====== GIVEN DATA

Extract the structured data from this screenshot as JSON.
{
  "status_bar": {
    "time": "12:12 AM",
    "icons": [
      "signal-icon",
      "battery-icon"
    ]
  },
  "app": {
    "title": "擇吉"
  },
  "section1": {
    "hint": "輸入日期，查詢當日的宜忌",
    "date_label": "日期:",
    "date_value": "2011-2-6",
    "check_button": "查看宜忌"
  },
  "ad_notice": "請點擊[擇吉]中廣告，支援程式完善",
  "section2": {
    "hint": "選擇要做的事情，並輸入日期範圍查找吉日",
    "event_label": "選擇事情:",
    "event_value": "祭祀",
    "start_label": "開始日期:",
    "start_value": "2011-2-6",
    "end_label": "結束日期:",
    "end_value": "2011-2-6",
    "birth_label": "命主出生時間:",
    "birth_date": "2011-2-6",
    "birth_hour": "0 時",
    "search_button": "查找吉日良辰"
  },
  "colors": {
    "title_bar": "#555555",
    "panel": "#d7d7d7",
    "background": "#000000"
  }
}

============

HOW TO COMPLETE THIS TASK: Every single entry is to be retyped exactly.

RESPONSE TO THIS TASK:
Extract the structured data from this screenshot as JSON.
{
  "status_bar": {
    "time": "12:12 AM",
    "icons": [
      "signal-icon",
      "battery-icon"
    ]
  },
  "app": {
    "title": "擇吉"
  },
  "section1": {
    "hint": "輸入日期，查詢當日的宜忌",
    "date_label": "日期:",
    "date_value": "2011-2-6",
    "check_button": "查看宜忌"
  },
  "ad_notice": "請點擊[擇吉]中廣告，支援程式完善",
  "section2": {
    "hint": "選擇要做的事情，並輸入日期範圍查找吉日",
    "event_label": "選擇事情:",
    "event_value": "祭祀",
    "start_label": "開始日期:",
    "start_value": "2011-2-6",
    "end_label": "結束日期:",
    "end_value": "2011-2-6",
    "birth_label": "命主出生時間:",
    "birth_date": "2011-2-6",
    "birth_hour": "0 時",
    "search_button": "查找吉日良辰"
  },
  "colors": {
    "title_bar": "#555555",
    "panel": "#d7d7d7",
    "background": "#000000"
  }
}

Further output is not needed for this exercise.